Kvitova taking it one game at a time
LONDON — Two-time champion Petra Kvitova denies she is the favorite to win Wimbledon, insisting she remains an “underground” figure as she returns from the knife attack that nearly ended her career.
The Czech star is playing just her third tournament on the comeback trail after the terrifying December ordeal at the hands of a knife-wielding home invader.
She sustained severe injuries to her playing left hand while fighting off the attacker.
On Monday, in what was just her eighth match back since returning to tennis in May, the world No 12 beat Sweden’s 53-ranked Johanna Larsson 6-3, 6-4 on Centre Court in an emotional first-round return to Wimbledon, scene of her greatest triumphs.
Kvitova has already been installed as the bookmaker’s favorite to win the crown, ahead of compatriot Karolina Pliskova, British hope Johanna Konta, Spain’s Garbine Muguruza and French Open champion Jelena Ostapenko.
But Kvitova maintained she was an “underground” outsider with six more stops to go before reaching the dream destination — starting with Madison Brengle of the United States in round two.
“My expectation is to stand up on Wednesday in the match and just play what I can,” said the 27-year-old.
“I don’t see myself really too ahead. I’m just here to play every single match that I can. I’m not really thinking that I’m the favorite. I’m still underground.”
‘It’s not easy’
Kvitova refrained from speaking directly about the home invasion as the police investigation in the Czech Republic is still ongoing.
“Every traumatic situation is always tough. I feel like for women it’s more difficult because we are more sensitive and more emotional,” she said.
“It’s not easy. You still want to focus on each point you are playing, but at the same time you get upset with something else. It’s just difficult to switch to tennis again.”
The scars from the attack are causing Kvitova problems. She used a cream throughout her opening match to help grip her racket.
“With the scars on my hand, it’s helping me to keep the racket stronger than before.”
Kvitova’s surgeon sat in her box to watch Monday’s match.
“It’s special; I’m really glad that he took the invitation. He came with his wife to support me,” she said.
Feeling the energy
The 2011 and 2014 champion received a heartfelt welcome from the Centre Court crowd, but they did not witness quite so many of Kvitova’s signature fist pumps.

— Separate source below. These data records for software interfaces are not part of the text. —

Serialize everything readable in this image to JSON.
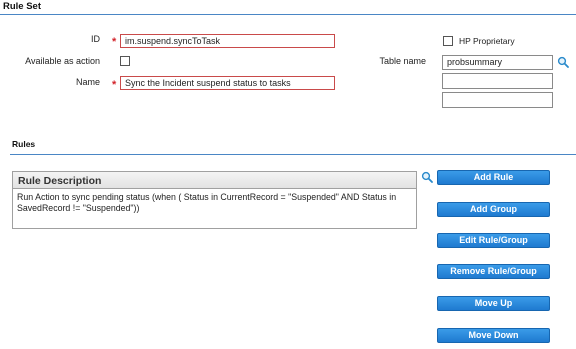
{
  "header": {
    "title": "Rule Set"
  },
  "form": {
    "id_label": "ID",
    "id_value": "im.suspend.syncToTask",
    "available_label": "Available as action",
    "name_label": "Name",
    "name_value": "Sync the Incident suspend status to tasks",
    "hp_proprietary_label": "HP Proprietary",
    "table_name_label": "Table name",
    "table_name_values": [
      "probsummary",
      "",
      ""
    ]
  },
  "rules": {
    "section_title": "Rules",
    "column_header": "Rule Description",
    "items": [
      "Run Action to sync pending status (when ( Status in CurrentRecord = \"Suspended\" AND Status in SavedRecord != \"Suspended\"))"
    ]
  },
  "buttons": {
    "add_rule": "Add Rule",
    "add_group": "Add Group",
    "edit_rule_group": "Edit Rule/Group",
    "remove_rule_group": "Remove Rule/Group",
    "move_up": "Move Up",
    "move_down": "Move Down"
  },
  "colors": {
    "accent": "#1f7ad0",
    "section_line": "#4a86c5",
    "required": "#d2232a"
  },
  "icons": [
    "search-icon"
  ]
}
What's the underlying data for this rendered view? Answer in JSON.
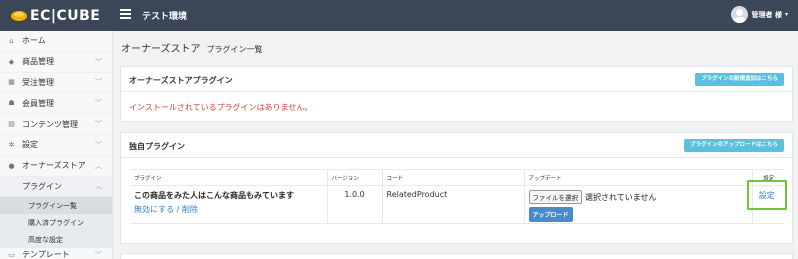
{
  "brand": {
    "name": "EC|CUBE",
    "logo_color": "#f0b400"
  },
  "header": {
    "site_name": "テスト環境",
    "user_name": "管理者 様",
    "bg_color": "#3b4656"
  },
  "sidebar": {
    "items": [
      {
        "icon": "home-icon",
        "glyph": "⌂",
        "label": "ホーム",
        "has_caret": false
      },
      {
        "icon": "tag-icon",
        "glyph": "◆",
        "label": "商品管理",
        "has_caret": true
      },
      {
        "icon": "cart-icon",
        "glyph": "▦",
        "label": "受注管理",
        "has_caret": true
      },
      {
        "icon": "users-icon",
        "glyph": "☗",
        "label": "会員管理",
        "has_caret": true
      },
      {
        "icon": "file-icon",
        "glyph": "▤",
        "label": "コンテンツ管理",
        "has_caret": true
      },
      {
        "icon": "gear-icon",
        "glyph": "✲",
        "label": "設定",
        "has_caret": true
      },
      {
        "icon": "info-icon",
        "glyph": "●",
        "label": "オーナーズストア",
        "has_caret": true
      }
    ],
    "submenu": {
      "label": "プラグイン",
      "caret": "^"
    },
    "subsub": [
      {
        "label": "プラグイン一覧",
        "active": true
      },
      {
        "label": "購入済プラグイン",
        "active": false
      },
      {
        "label": "高度な設定",
        "active": false
      }
    ],
    "partial_label": "テンプレート"
  },
  "page": {
    "title": "オーナーズストア",
    "subtitle": "プラグイン一覧"
  },
  "store_card": {
    "title": "オーナーズストアプラグイン",
    "button": "プラグインの新規追加はこちら",
    "notice": "インストールされているプラグインはありません。"
  },
  "own_card": {
    "title": "独自プラグイン",
    "button": "プラグインのアップロードはこちら",
    "columns": {
      "plugin": "プラグイン",
      "version": "バージョン",
      "code": "コード",
      "update": "アップデート",
      "settings": "設定"
    },
    "row": {
      "name": "この商品をみた人はこんな商品もみています",
      "disable_link": "無効にする",
      "separator": "/",
      "delete_link": "削除",
      "version": "1.0.0",
      "code": "RelatedProduct",
      "file_button": "ファイルを選択",
      "file_status": "選択されていません",
      "upload_button": "アップロード",
      "settings_link": "設定"
    }
  },
  "colors": {
    "accent": "#5bc0de",
    "link": "#2b7cd3",
    "alert": "#d2473a",
    "highlight": "#6cc73a",
    "upload": "#4a8ac9"
  }
}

“I couldn’t still do it with my left, but that’s OK. I’m using it sometimes. It’s weird. But I can get used to this,” she said.
“I felt the energy from the crowd and it was amazing to be back here at Wimbledon and playing on the beautiful Centre Court. It’s the favorite court of my career.
I don’t see myself really too ahead. I’m just here to play every single match that I can. I’m not really thinking that I’m the favorite.” Petra Kvitova
“It was my motivation to come back and play in Wimbledon. I’m very happy that the dream came true.”
Kvitova was knocked out in the second round of the French Open in May in her comeback tournament but went on to win the Aegon Classic in Birmingham, one of the Wimbledon warm-up events, boosting her credentials as a potential title winner at the All England Club.
She was due to play at Eastbourne last week but pulled out with an abdominal injury.
The Czech No 2 said she felt no pain during Monday’s opener, but added she was lacking match sharpness in her serving and ground strokes.